Written by the dynamic team of Peter Craig (“The Town,” “The Hunger Games: Mockingjay” chapters, and the upcoming “Bad Boys 3”) and Andrea Berloff (“Straight Outta Compton”), “Blood Father” feels like it could have been made in the late-1980s/early-1990s and fit right in.  Riffing on nostalgia works when composed correctly.  The deadpan humor, gun play, traditional stunt work, lightly varnished villain threats, predictable plot turns, and scant investment in character development are knowingly dated and intentionally crafted.  In this day and age, that counts as a love letter rather than an imitation knock-off to the action genre of that era. 

Contrary to initial public bias, Mel Gibson is not the root of a single of this film’s sometimes messy problems.  It’s everyone else.  Erin Moriarty overplays the “Come on, dad” grating Millennial tone and is over-matched to portray a compelling target worthy of rescue or protection.  Diego Luna is a talented actor with layers to give being reduced to a one-note and intentionally absent villain role, lessening his potential.  Michael Parks gets some nice speechifying time to verbally spar with Gibson, but the impact of their confrontations comes and goes without real risk.  It is certainly nice to see supporting players like William H. Macy and “Me and Earl and the Dying Girl” star Thomas Mann.  However, they too are given precious little of consequence to do.  More work was needed to flesh out better connectivity.

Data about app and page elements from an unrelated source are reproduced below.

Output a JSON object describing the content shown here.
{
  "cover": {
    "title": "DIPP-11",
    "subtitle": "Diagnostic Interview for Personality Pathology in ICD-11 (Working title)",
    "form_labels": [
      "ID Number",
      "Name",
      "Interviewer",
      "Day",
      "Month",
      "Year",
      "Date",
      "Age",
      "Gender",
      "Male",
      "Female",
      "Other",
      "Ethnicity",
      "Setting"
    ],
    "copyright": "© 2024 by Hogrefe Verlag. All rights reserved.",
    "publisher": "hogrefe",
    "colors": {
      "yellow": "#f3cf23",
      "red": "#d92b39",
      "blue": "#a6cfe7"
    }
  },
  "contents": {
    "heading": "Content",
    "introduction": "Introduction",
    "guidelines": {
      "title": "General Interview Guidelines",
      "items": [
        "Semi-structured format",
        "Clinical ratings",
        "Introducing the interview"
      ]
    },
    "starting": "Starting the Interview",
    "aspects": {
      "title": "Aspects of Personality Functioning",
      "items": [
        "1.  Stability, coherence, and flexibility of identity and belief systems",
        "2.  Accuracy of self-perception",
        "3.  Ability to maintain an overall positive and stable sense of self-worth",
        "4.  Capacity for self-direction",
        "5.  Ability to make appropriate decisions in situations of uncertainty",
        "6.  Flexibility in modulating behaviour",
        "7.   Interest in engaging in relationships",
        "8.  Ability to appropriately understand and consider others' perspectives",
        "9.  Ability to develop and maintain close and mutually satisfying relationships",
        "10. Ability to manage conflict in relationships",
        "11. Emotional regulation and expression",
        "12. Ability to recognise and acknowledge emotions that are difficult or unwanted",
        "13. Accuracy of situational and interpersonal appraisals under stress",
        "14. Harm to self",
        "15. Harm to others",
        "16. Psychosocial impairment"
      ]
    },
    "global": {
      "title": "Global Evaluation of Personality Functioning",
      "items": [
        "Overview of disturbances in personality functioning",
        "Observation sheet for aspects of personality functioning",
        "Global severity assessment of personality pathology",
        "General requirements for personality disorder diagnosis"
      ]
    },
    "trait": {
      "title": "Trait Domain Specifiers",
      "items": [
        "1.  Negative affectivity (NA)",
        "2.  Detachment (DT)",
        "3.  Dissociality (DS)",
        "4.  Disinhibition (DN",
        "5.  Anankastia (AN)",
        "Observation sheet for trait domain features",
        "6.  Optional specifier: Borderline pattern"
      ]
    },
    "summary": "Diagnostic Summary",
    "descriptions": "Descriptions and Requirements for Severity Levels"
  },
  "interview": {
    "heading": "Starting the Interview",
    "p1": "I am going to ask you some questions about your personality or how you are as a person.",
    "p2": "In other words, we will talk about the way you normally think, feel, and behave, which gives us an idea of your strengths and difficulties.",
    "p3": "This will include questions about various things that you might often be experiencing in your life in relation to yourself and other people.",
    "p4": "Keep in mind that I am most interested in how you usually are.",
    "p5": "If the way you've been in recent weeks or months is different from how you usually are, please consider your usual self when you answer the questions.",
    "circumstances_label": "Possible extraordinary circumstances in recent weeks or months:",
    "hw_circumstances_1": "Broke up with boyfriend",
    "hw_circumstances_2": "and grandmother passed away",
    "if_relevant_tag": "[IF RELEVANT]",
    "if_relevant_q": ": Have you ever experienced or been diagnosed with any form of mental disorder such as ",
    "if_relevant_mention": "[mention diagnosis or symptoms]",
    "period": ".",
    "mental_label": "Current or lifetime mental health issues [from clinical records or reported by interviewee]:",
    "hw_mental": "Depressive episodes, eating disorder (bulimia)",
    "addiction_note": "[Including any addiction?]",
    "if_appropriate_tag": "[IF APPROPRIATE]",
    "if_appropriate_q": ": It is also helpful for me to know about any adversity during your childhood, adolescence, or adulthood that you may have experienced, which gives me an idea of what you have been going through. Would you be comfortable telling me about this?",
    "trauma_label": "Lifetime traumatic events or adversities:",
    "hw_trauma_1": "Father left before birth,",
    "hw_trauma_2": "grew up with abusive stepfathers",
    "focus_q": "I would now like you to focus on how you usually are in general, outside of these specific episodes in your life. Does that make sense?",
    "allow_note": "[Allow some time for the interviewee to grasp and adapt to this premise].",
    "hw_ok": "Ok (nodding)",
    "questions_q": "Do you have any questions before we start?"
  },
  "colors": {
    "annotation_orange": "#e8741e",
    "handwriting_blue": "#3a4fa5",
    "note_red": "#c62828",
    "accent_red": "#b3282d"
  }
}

Meanwhile, the star of the show steals and saves the show, just as he should.  This is the grizzled and ballsy Mel Gibson we have missed for far too long while occupying a place on the “persona non grata” list in Tinseltown.  Those who can separate the man from the acting and ignore the tabloids, as we often do with fellow off-screen lightning rods like Sean Penn and Tom Cruise, will be a treated to all of the qualities we missed from his hey-day.  Mel can still deliver rapid fire quips and comebacks of dark humor one second and punch someone’s lights out the next with the temperature of burning sun.  Cue the “you still got it” chants, turn back the clock, and begin your hero worship.

LESSON #1: FIND A BETTER NETWORK OF FRIENDS AND ALLIES—Lydia gets mixed up with the wrong crowd and has no one to blame but herself for the people she associates with.   Her dad, however, has a core support group of fellow ex-cons that still keep their firearms, old heavies that owe him favors, and highly-placed crime friends who are still instead prison.  Through zero social media, John Link makes your LinkedIn page looks like crap when push comes to shove.  

LESSON #2: DON’T F—K WITH A MAN’S DAUGHTER—In the eight years since 2008, are there still people and bad buys that have not seen “Taken” or its sequels?  Come on cartel minions, sicarios, and bosses, you know who’s bound to come looking for his little girl.  Don’t piss a dad off.  That “dad bod” and unkempt beard masks a sleeping lion underneath.   

LESSON #3: DON’T F—K WITH A MAN’S DAUGHTER WHEN THAT MAN IS PLAYED BY MEL GIBSON— At now 60 years old and embracing the gray hair, Mel Gibson looks like he could still play aged versions of Max Rockatansky, Martin Riggs, and William Wallace with no lost edge underneath a few more grains and folds of leather on the outside.  Mel Gibson was “zero f—ks given” before it was a meme and Urban Dictionary entry.  Leave his people alone.